-- WORK REQUEST --
Find the line that contains "Enumerate this screenshot's" in the entries below. Output it and each later line exactly, and nothing else.

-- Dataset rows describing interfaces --
=====
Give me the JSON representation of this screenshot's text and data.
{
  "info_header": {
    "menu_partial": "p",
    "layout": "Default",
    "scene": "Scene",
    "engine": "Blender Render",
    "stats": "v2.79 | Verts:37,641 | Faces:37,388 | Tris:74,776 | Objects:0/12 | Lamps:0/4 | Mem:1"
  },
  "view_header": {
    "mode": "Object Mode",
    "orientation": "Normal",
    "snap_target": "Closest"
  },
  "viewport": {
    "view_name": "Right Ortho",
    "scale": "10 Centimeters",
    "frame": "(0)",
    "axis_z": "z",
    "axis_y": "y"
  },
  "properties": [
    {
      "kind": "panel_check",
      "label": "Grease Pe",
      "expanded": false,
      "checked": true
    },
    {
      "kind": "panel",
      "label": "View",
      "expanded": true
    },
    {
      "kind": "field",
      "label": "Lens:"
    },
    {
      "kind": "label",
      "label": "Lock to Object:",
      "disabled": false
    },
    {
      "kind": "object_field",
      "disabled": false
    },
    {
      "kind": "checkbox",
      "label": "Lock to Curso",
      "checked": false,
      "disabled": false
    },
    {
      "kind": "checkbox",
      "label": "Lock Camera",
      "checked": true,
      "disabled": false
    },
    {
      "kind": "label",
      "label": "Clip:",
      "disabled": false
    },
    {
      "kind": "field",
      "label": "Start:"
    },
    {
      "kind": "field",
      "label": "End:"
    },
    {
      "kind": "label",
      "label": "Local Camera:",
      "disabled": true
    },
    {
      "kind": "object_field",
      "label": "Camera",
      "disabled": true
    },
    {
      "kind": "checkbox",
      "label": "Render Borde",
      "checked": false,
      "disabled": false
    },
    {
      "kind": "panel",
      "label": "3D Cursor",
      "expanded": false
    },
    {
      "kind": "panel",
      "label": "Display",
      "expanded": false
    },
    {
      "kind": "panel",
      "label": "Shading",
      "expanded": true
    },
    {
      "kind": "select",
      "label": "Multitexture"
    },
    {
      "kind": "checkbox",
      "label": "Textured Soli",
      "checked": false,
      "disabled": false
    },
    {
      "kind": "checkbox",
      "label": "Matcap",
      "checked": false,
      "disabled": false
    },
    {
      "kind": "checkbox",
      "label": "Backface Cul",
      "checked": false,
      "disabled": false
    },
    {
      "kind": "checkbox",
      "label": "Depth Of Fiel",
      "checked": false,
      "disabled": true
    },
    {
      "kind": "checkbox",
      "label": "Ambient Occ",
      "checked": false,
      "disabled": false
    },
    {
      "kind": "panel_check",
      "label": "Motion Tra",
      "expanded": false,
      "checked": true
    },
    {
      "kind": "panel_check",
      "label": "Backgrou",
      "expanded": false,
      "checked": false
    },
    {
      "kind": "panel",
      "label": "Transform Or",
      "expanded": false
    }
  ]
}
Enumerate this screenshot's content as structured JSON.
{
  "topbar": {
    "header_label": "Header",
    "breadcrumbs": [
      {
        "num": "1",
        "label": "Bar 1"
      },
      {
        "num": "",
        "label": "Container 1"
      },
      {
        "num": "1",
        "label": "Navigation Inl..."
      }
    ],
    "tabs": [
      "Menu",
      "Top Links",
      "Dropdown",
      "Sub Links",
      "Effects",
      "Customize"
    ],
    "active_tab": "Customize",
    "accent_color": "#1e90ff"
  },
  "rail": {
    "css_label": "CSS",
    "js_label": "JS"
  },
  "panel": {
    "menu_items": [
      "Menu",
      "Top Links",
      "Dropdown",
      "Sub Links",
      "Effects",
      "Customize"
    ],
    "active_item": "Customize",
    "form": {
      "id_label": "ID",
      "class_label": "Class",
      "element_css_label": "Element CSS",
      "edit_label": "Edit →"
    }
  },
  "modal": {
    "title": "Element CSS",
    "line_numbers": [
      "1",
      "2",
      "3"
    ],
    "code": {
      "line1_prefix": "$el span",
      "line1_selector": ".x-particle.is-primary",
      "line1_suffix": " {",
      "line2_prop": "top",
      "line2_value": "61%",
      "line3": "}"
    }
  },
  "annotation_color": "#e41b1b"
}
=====
-- RESULT OF THE TASK --
Enumerate this screenshot's content as structured JSON.
{
  "topbar": {
    "header_label": "Header",
    "breadcrumbs": [
      {
        "num": "1",
        "label": "Bar 1"
      },
      {
        "num": "",
        "label": "Container 1"
      },
      {
        "num": "1",
        "label": "Navigation Inl..."
      }
    ],
    "tabs": [
      "Menu",
      "Top Links",
      "Dropdown",
      "Sub Links",
      "Effects",
      "Customize"
    ],
    "active_tab": "Customize",
    "accent_color": "#1e90ff"
  },
  "rail": {
    "css_label": "CSS",
    "js_label": "JS"
  },
  "panel": {
    "menu_items": [
      "Menu",
      "Top Links",
      "Dropdown",
      "Sub Links",
      "Effects",
      "Customize"
    ],
    "active_item": "Customize",
    "form": {
      "id_label": "ID",
      "class_label": "Class",
      "element_css_label": "Element CSS",
      "edit_label": "Edit →"
    }
  },
  "modal": {
    "title": "Element CSS",
    "line_numbers": [
      "1",
      "2",
      "3"
    ],
    "code": {
      "line1_prefix": "$el span",
      "line1_selector": ".x-particle.is-primary",
      "line1_suffix": " {",
      "line2_prop": "top",
      "line2_value": "61%",
      "line3": "}"
    }
  },
  "annotation_color": "#e41b1b"
}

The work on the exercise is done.